English translations don't always make sense

First of all, some background on me. Two years of high school Spanish decades ago; I learned enough to half fill a small, fast food taco shell. A failed attempt to learn Spanish on another language site, and now, about 4 days into my free trial here. Something about Spanish makes me think it will be easy to learn, until I try.

I realize there are sentence structure differences between Spanish and English, what I didn’t expect was major differences in how we say things in each language. I look at the translation and am surprised the English is so different from the Spanish, enough so to make me question how I would ever know to express the thought in Spanish as I do in English. Anyone else wrestling with that?

Just came across an example of the above while doing flashcards.

“no hay marera de que yo te lo pueda validar.” The translation focuses on “yo te” with the English being “I to you”.

One more.

“Mira, me tenes re podrido.” English: “Look, I’m fed up with you” with “re podrido” being “so rotten”.

There must be certain phrases in each language that are simply not used in the other. I can imagine a Spanish speaking person attempting to learn English having no idea what is meant by “I’m fed up with you”, just as I would never think to use “rotten” to express the same thing?

3 Likes

Hi! :wave: Spanish speakers express themselves differently as they’re a different culture, and something really great about that is learning and seeing the differences among the cultures. As every language, the process of learning it takes time.
The good thing about Spanish is that it doesn’t have so rigid structures. And as there are so many varieties of Spanish there are different ways of expressing yourself.

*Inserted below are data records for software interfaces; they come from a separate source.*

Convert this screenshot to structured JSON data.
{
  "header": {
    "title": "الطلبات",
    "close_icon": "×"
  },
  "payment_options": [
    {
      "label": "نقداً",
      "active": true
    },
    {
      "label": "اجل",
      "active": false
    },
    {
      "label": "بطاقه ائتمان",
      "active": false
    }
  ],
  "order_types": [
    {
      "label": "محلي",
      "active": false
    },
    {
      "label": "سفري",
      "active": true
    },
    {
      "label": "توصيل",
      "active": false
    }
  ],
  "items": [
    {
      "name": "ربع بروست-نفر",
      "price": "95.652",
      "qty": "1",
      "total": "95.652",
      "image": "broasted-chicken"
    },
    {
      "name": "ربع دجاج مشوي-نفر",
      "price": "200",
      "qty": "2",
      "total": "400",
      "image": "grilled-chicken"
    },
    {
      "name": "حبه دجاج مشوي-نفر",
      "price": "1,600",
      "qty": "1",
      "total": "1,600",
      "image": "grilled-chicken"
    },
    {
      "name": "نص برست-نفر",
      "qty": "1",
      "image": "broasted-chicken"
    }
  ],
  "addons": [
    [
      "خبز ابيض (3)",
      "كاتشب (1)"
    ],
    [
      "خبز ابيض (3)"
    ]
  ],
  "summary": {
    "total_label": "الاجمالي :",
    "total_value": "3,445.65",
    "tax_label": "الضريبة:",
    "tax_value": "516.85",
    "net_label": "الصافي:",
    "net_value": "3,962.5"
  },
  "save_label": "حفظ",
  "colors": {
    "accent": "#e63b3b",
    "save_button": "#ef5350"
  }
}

Because of the different varieties, even to Spanish speakers who live in different hispanic countries sometimes it’s difficult to understand what the other person is saying :exploding_head:. And therefore, you get to make yourself clear no matter the order you give to the words.
Something that really helps is listening to the language constantly in different situations and contexts. Besides, interacting with natives really helps to understand it better when communicating your ideas and also to learn about different cultures. Another thing which is really useful is to learn some words/ phrases everyday and to repeat them.
When learning a language and when we speak to others we are petrified to talk so as not to make a mistake. However, that’s the only way of learning. And if you have a direct contact with the language, you’ll learn common ways of expressing it and many things about the target culture.
As learning every language is a process, for example for Spanish people it’s sometimes difficult to understand English phrasal verbs, of how a simple preposition can change the meaning depending on the context. For instance, “turn down” can mean “reduce the amount of sound” [bajar el volumen] :headphones: or “reject an offer/request” [rechazar].
For Spanish speakers this is quite difficult as we have different verbs/ words to express the same English phrasal verb, all depends on the context.
But every language has its pecularities, and that’s wonderful about learning it. :blush:
I hope you find this useful

3 Likes

Hi Coyotewm!

Don’t be discouraged! I have been there! One thing I’ve noticed is that the more I expose myself to the language and hear/see these expressions that seem so odd to me at first, the more they start to make sense to me. Then, when I’m speaking, all of a sudden these expressions pop out of my own mouth that I didn’t even realize I had assimilated.

Just keep watching shows, reading in the language, and practicing speaking, and have faith that your brain will incorporate it. I have learned that not every expression has to be translatable directly into our native language in order to be something we can understand and use in our second language.

All the best!

1 Like